South Africa have struggled in Indian conditions and not winning the toss in the first two Tests has only made things tougher for them. Opting to bat in Visakhapatnam and Pune, India put up 500-plus totals to virtually bat the visitors out of the game.
"We really want to make sure that we compete with this team in their own conditions. We have done it in stages in the first Test. So, hoping that we can start with the toss tomorrow.
"Probably we will change... send someone else to the toss tomorrow. I can give you that... because my records so far has not been great," said du Plessis, in a lighter vein, on the eve of the game.
Du Plesiss said "anything is possible" if his side get to bat first.
"If you put big runs in the first innings, that's where it need to stop. Then anything from there is possible.
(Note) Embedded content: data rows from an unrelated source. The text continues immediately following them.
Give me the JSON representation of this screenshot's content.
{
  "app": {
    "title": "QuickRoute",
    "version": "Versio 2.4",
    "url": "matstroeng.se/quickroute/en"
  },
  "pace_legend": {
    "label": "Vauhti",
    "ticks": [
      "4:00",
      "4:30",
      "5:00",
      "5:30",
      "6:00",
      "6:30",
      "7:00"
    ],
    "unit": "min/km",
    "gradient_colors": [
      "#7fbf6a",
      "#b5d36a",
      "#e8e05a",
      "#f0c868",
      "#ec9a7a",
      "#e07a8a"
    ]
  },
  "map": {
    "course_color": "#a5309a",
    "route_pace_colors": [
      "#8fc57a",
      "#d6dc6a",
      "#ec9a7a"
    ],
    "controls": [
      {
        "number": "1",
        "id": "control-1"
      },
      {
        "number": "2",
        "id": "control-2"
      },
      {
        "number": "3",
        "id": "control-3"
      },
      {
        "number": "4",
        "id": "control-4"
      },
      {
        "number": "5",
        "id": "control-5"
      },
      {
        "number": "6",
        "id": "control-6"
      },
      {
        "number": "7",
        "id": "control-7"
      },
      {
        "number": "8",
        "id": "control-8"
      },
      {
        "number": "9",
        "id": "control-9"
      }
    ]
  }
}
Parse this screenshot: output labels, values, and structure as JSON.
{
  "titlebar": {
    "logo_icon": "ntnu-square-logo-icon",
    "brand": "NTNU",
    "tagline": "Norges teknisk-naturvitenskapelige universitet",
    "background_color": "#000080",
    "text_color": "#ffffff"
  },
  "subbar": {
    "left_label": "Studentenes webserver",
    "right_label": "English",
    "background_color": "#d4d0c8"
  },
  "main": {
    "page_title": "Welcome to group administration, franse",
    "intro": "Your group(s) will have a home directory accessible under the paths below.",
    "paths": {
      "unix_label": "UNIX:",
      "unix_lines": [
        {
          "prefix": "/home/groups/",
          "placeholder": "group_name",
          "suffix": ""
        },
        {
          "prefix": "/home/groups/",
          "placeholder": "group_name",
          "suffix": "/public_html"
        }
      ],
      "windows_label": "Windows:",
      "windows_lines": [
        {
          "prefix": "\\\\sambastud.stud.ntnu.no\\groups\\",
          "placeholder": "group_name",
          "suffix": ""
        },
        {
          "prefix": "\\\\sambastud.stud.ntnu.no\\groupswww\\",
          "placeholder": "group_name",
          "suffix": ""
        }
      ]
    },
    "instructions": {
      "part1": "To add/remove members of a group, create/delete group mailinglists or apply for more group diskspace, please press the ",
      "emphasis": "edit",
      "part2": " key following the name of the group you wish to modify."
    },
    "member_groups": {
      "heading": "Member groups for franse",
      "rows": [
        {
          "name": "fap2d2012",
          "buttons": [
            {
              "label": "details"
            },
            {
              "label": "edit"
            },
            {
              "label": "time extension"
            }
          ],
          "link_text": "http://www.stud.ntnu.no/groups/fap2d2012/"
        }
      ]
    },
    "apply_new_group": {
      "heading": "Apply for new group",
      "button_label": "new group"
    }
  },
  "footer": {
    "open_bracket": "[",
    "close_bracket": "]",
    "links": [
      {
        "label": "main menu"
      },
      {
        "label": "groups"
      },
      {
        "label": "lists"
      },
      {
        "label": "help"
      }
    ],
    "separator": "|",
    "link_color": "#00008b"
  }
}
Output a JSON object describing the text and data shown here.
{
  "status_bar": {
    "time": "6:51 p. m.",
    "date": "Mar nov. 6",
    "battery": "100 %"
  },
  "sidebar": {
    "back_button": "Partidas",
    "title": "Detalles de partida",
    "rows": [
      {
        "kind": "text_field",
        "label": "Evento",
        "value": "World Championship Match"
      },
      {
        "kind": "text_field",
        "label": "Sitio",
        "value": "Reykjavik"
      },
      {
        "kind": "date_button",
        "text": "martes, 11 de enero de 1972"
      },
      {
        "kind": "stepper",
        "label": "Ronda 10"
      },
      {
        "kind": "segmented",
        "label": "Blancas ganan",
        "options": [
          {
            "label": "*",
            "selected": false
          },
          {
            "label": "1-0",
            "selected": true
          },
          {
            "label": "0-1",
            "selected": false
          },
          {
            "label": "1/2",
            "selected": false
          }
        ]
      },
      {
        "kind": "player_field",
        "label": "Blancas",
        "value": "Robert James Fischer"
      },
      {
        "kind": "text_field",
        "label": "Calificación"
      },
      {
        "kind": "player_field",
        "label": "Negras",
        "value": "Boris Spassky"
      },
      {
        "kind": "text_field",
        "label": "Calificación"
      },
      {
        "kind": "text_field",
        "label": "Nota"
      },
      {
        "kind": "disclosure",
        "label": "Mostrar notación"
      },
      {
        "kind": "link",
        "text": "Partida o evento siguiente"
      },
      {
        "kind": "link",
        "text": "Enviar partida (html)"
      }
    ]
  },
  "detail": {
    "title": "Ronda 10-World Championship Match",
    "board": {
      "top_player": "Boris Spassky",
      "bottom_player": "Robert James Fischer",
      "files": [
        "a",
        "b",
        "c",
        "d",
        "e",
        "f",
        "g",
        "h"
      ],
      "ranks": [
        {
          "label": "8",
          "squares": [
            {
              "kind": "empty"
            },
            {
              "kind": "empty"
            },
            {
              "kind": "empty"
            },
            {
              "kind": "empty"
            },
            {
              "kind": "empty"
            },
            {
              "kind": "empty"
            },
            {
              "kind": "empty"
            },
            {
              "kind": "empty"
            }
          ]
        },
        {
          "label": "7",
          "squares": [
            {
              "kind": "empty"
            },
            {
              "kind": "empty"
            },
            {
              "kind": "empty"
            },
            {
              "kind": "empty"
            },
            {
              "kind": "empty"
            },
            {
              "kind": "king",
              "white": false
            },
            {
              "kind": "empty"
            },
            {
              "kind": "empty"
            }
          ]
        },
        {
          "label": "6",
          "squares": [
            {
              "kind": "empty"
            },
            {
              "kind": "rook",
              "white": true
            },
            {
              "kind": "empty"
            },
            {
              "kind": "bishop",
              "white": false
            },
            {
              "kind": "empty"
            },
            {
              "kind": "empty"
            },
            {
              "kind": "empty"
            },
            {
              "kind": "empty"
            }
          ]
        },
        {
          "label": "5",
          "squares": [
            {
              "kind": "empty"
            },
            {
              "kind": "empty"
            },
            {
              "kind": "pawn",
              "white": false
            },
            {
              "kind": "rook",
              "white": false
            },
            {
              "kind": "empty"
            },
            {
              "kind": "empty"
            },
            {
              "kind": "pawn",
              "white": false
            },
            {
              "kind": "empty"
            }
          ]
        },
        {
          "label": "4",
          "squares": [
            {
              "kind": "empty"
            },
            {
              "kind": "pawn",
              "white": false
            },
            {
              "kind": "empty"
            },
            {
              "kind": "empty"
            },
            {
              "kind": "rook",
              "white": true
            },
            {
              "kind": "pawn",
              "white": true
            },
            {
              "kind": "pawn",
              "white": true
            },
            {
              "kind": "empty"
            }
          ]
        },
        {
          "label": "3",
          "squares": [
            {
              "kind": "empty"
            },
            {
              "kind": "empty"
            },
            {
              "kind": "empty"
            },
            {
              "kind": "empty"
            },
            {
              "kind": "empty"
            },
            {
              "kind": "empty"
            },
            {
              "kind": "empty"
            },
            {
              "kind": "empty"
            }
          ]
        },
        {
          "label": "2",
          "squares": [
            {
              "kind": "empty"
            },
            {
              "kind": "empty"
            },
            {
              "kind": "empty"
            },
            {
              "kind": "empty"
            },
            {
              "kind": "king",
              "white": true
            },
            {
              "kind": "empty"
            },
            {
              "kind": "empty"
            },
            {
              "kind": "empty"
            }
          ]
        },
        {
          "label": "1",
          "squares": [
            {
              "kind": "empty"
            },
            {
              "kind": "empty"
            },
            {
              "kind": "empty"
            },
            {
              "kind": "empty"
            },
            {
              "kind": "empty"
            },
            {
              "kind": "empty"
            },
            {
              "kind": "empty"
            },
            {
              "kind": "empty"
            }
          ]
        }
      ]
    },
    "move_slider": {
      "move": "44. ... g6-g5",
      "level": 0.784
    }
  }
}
Hopefully that will unfold in the next couple of days and hopefully we can put some runs on.
"The pitch looks a little bit drier and crustier so first innings runs will be vital and then anything from there is possible in the second innings," the South African skipper added.